* **WORK ORDER**:
Find the lines in the records below that contain "Intel", and report each of them.

Records from a data source:
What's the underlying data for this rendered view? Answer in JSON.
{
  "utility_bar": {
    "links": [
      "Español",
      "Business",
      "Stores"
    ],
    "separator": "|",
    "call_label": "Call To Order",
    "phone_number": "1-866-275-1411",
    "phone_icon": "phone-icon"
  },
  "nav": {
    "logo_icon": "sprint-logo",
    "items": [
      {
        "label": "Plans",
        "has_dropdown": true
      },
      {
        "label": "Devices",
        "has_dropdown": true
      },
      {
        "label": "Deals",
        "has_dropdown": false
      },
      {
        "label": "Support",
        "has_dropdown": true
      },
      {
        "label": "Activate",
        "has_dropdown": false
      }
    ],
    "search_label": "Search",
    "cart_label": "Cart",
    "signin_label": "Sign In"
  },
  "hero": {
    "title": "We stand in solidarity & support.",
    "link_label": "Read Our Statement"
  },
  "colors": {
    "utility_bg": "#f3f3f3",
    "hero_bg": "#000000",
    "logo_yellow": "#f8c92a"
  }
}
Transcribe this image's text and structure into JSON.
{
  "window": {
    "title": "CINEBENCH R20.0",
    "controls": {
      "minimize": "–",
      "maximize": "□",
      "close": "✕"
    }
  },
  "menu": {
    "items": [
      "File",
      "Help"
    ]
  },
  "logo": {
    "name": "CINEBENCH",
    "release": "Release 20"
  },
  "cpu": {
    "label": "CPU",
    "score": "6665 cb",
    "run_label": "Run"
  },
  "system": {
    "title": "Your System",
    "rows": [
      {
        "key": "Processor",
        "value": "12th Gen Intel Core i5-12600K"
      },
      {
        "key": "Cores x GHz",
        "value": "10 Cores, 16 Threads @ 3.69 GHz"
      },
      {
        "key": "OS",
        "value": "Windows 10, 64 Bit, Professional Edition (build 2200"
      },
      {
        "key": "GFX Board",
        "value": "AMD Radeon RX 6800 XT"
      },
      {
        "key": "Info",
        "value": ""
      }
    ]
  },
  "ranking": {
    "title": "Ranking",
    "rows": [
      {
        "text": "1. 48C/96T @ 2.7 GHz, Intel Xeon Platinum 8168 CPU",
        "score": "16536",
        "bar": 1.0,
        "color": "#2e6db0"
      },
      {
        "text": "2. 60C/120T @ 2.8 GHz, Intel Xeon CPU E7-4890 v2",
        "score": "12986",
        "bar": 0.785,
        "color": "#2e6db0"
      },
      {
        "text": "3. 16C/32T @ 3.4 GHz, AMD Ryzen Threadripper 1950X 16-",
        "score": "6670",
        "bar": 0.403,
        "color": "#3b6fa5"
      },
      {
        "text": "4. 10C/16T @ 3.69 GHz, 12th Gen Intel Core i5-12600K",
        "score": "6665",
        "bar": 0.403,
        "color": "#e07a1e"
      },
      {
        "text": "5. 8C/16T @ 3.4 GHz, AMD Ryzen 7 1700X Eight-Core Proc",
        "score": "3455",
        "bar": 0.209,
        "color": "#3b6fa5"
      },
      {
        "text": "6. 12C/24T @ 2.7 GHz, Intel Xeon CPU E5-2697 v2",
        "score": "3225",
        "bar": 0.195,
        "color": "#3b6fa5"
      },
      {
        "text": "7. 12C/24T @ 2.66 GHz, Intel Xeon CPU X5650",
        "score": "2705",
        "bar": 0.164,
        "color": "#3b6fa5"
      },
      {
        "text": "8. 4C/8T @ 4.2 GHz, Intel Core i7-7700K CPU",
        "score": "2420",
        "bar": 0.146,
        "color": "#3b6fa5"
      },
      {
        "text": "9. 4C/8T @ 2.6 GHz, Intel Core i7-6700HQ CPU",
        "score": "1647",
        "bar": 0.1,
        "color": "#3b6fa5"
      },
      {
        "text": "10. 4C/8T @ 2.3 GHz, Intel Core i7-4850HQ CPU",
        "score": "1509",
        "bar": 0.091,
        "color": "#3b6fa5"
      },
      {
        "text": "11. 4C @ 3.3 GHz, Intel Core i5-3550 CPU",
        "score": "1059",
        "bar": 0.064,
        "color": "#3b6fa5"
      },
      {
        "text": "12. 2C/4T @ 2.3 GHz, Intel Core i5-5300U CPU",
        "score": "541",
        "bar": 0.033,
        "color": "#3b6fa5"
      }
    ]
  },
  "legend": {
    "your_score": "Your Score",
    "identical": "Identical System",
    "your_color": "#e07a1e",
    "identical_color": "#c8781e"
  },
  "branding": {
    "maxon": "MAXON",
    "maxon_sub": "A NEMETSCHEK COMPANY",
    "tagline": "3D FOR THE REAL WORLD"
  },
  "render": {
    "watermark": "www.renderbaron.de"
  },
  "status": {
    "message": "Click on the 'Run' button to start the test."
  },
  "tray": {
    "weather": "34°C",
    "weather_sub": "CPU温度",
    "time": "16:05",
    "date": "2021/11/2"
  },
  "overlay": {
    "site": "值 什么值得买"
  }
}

* **EXERCISE RESPONSE**:
        "value": "12th Gen Intel Core i5-12600K"
        "text": "1. 48C/96T @ 2.7 GHz, Intel Xeon Platinum 8168 CPU",
        "text": "2. 60C/120T @ 2.8 GHz, Intel Xeon CPU E7-4890 v2",
        "text": "4. 10C/16T @ 3.69 GHz, 12th Gen Intel Core i5-12600K",
        "text": "6. 12C/24T @ 2.7 GHz, Intel Xeon CPU E5-2697 v2",
        "text": "7. 12C/24T @ 2.66 GHz, Intel Xeon CPU X5650",
        "text": "8. 4C/8T @ 4.2 GHz, Intel Core i7-7700K CPU",
        "text": "9. 4C/8T @ 2.6 GHz, Intel Core i7-6700HQ CPU",
        "text": "10. 4C/8T @ 2.3 GHz, Intel Core i7-4850HQ CPU",
        "text": "11. 4C @ 3.3 GHz, Intel Core i5-3550 CPU",
        "text": "12. 2C/4T @ 2.3 GHz, Intel Core i5-5300U CPU",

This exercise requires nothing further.